The regulation aims to minimise the EU’s contribution to deforestation and forest degradation.

By Paul A. Davies, Michael D. Green, and James Bee

The European Deforestation Regulation (EUDR) entered into force on 29 June 2023, following publication in the Official Journal of the European Union. However, the main requirements and prohibitions of the EUDR will apply from 30 December 2024, 18 months after the entry into force.

The regulation forms part of the European Green Deal (for more information on the Green Deal, refer to Latham’s blog post here), which includes a proposal to ensure EU consumption does not contribute to deforestation and forest degradation. The EUDR will repeal and broaden the scope of the existing EU Timber Regulation.[i]

The Commission is also consulting on proposed targeted amendments to the Taxonomy Climate Delegated Act and on the Taxonomy Disclosures Delegated Act.

By Paul A. DaviesMichael D. Green, and James Bee

On 5 April 2023 the European Commission opened a consultation on its proposal for four additional environmental objectives under the EU Taxonomy Regulation[1] (the Taxonomy), including: (i) sustainable use and protection of water and marine resources; (ii) transition to a circular economy; (iii) pollution prevention and control; and (iv) protection and restoration of biodiversity and ecosystems.

The Commission is seeking feedback on technical screening criteria (TSC) for economic activities that may substantially contribute to one or more of those four environmental objectives.

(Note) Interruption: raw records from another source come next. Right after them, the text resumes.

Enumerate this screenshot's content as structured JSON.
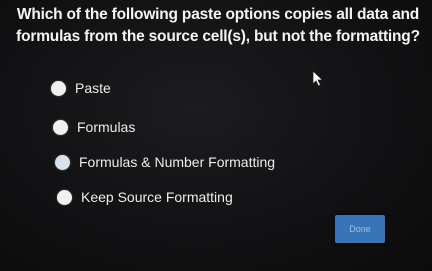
{
  "question": "Which of the following paste options copies all data and formulas from the source cell(s), but not the formatting?",
  "options": [
    {
      "label": "Paste"
    },
    {
      "label": "Formulas"
    },
    {
      "label": "Formulas & Number Formatting"
    },
    {
      "label": "Keep Source Formatting"
    }
  ],
  "done_button": "Done",
  "colors": {
    "background": "#131315",
    "button": "#3a74b8",
    "text": "#f2f2f2"
  }
}
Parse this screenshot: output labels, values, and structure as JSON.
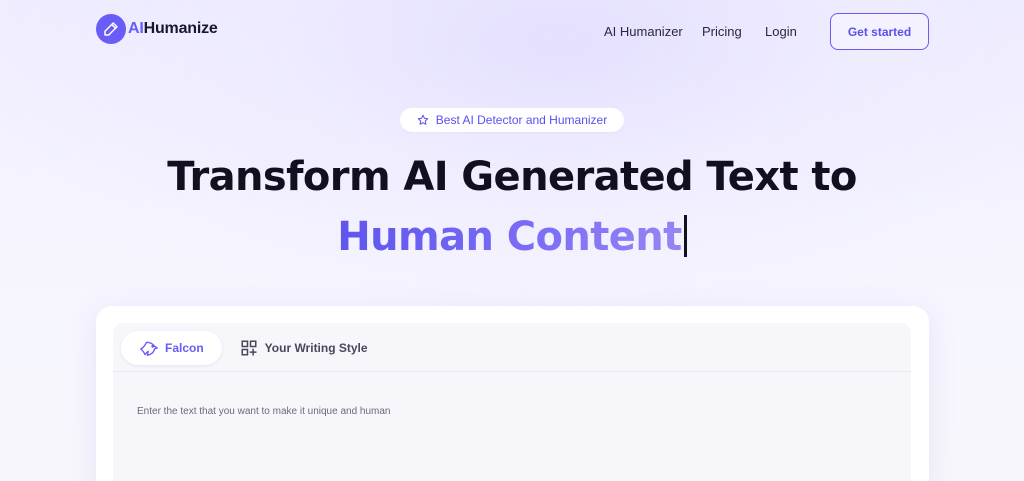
{
  "header": {
    "logo": {
      "ai": "AI",
      "rest": "Humanize"
    },
    "nav": [
      {
        "label": "AI Humanizer"
      },
      {
        "label": "Pricing"
      },
      {
        "label": "Login"
      }
    ],
    "cta_label": "Get started"
  },
  "hero": {
    "badge": "Best AI Detector and Humanizer",
    "title_line1": "Transform AI Generated Text to",
    "title_line2": "Human Content"
  },
  "editor": {
    "tabs": [
      {
        "label": "Falcon",
        "icon": "falcon-icon",
        "active": true
      },
      {
        "label": "Your Writing Style",
        "icon": "qr-plus-icon",
        "active": false
      }
    ],
    "placeholder": "Enter the text that you want to make it unique and human"
  },
  "colors": {
    "accent": "#6a5cf6",
    "heading": "#121020",
    "background": "#f3f1ff"
  }
}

The TSC do not only identify the technical requirements that an activity must meet to be considered to make a substantial contribution to one of these areas, they also specify the conditions by which the activities can be considered to not do any significant harm to the remaining areas.

The Commission has already adopted TSC related to the economic activities of two other environmental objectives: climate change mitigation and climate change adaptation.

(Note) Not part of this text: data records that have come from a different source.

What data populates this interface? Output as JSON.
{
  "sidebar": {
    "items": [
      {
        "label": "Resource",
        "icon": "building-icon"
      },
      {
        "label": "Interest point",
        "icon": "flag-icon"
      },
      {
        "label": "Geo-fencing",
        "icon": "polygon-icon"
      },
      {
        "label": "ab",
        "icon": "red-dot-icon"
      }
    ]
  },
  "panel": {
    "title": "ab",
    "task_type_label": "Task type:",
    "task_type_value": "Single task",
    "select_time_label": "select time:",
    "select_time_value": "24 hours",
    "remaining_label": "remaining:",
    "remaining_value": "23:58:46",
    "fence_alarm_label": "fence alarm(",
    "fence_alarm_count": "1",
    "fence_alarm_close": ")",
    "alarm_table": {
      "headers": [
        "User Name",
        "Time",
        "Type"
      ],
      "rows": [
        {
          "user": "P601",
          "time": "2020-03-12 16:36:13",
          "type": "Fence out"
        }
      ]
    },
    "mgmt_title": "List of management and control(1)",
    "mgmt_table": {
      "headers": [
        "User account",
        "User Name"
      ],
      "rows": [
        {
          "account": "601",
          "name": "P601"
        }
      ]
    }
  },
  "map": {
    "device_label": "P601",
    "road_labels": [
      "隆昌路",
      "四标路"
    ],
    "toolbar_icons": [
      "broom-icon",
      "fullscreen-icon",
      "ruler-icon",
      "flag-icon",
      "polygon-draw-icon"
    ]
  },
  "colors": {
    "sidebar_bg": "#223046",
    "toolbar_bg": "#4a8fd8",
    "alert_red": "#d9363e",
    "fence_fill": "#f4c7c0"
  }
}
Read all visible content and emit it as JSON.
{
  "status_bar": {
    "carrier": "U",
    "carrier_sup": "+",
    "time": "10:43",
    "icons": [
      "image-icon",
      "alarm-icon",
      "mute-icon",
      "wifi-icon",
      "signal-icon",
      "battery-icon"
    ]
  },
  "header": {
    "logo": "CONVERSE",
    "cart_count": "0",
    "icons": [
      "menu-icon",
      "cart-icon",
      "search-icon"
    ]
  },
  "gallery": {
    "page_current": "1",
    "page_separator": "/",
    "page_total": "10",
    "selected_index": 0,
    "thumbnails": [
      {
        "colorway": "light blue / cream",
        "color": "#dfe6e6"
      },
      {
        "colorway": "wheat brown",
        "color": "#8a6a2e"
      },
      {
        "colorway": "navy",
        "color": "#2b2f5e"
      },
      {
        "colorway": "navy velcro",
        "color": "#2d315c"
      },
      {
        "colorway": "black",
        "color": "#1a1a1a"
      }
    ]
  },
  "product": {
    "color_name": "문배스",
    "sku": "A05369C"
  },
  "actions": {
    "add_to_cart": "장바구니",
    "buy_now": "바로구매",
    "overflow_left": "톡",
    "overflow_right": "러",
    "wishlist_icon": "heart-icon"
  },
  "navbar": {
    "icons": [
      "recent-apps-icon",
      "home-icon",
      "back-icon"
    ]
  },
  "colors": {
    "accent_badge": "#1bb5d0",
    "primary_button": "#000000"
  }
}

The Commission is also proposing amendments to the Taxonomy Climate Delegated Act, introducing additional activities that may be considered to substantially contribute to climate change mitigation or climate change adaptation, as well as the Taxonomy Disclosures Delegated Act.

The proposals form part of the Green Deal Industrial Plan and aim to scale up technology and materials for the energy transition.

By Paul A. Davies, Beatrice Lo, JP Sweny, Alexander Buckeridge-Hocking, Michael D. Green, and James Bee

On 16 March 2023, the European Commission (Commission) formally proposed two legislative initiatives and announced the development of a European Hydrogen Bank as part of its program to enhance the EU’s competitiveness in green technologies and support its transition towards net zero greenhouse gas emissions by 2050.

The consultation seeks feedback on its “measures-based approach” to classifying industrial activities, as well as “Do No Significant Harm” criteria.

By Paul A. Davies, Farhana Sharmeen, Michael D. Green, and James Bee

The Green Finance Industry Taskforce (GFIT) was convened by the Monetary Authority of Singapore (MAS) and includes representatives from financial institutions, corporates, and financial industry associations, among other stakeholders. The industry-led group aims to accelerate the development of green finance in Singapore through four initiatives:

  1. Developing a taxonomy
  2. Enhancing environmental risk management practices of financial institutions
  3. Improving disclosures
  4. Fostering green finance solutions